"The Vessel may or may not carry a ship's physician or other medical personnel at the election of Carnival," one of the cruise line's contracts reads. "While at sea or in port the availability of medical care may be limited or delayed. Guest acknowledges that all or part of their voyage may be in areas where medical care and evacuation may not be available. Guest agrees to indemnify and reimburse Carnival in the event Carnival elects to advance the cost of emergency medical care."
Putting Sailing Over Safety
Malbin said two stories from his service aboard a cruise line illustrate how passengers need to take responsibility for their own health.
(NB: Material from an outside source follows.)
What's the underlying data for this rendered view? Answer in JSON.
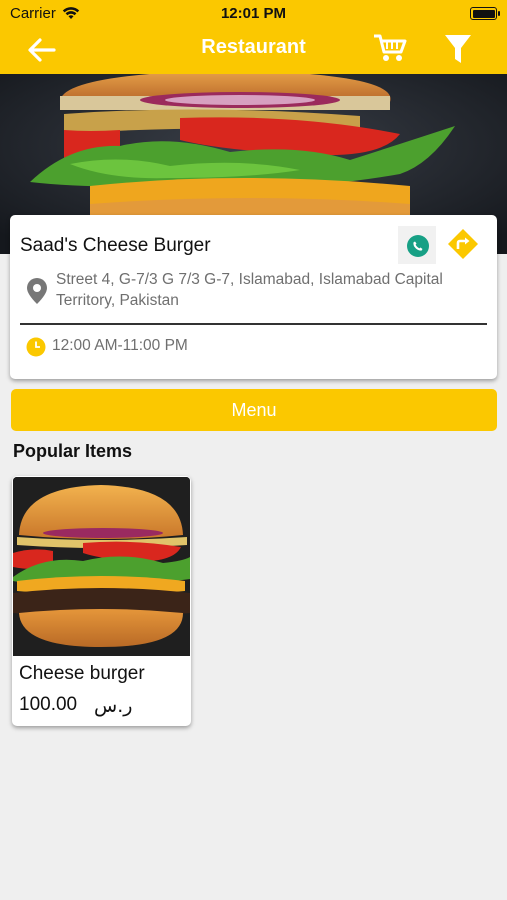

Once, while docked in a New York City port, Malbin saw paramedics treating a passed-out man in the cruise ship's terminal. That night, he saw the same man in the ship's infirmary and asked what happened.
The man said he was taken to a hospital emergency room in the city, but the wait was long and he didn't want to miss the boat. He didn't much care about Malbin's explanation that medical care on the boat is limited. He was allowed to remain on the vessel.
Another time, Malbin's cruise ship was docked in Quebec City and he was called to a cabin to treat an emergency heart problem. Since they were in port, he called for emergency help ashore and the passenger was taken by ambulance to a nearby hospital.
Later that day, Malbin was called back to the same cabin to treat the same man. Malbin said the patient told him the Canadian doctors wanted to put a pacemaker in him, but he didn't want to miss his trip, so he returned to the ship. He was not allowed to sail.
"The bottom line is that there are limited capabilities on cruise ships," he said. "If you are out at sea, there is only so much you can do."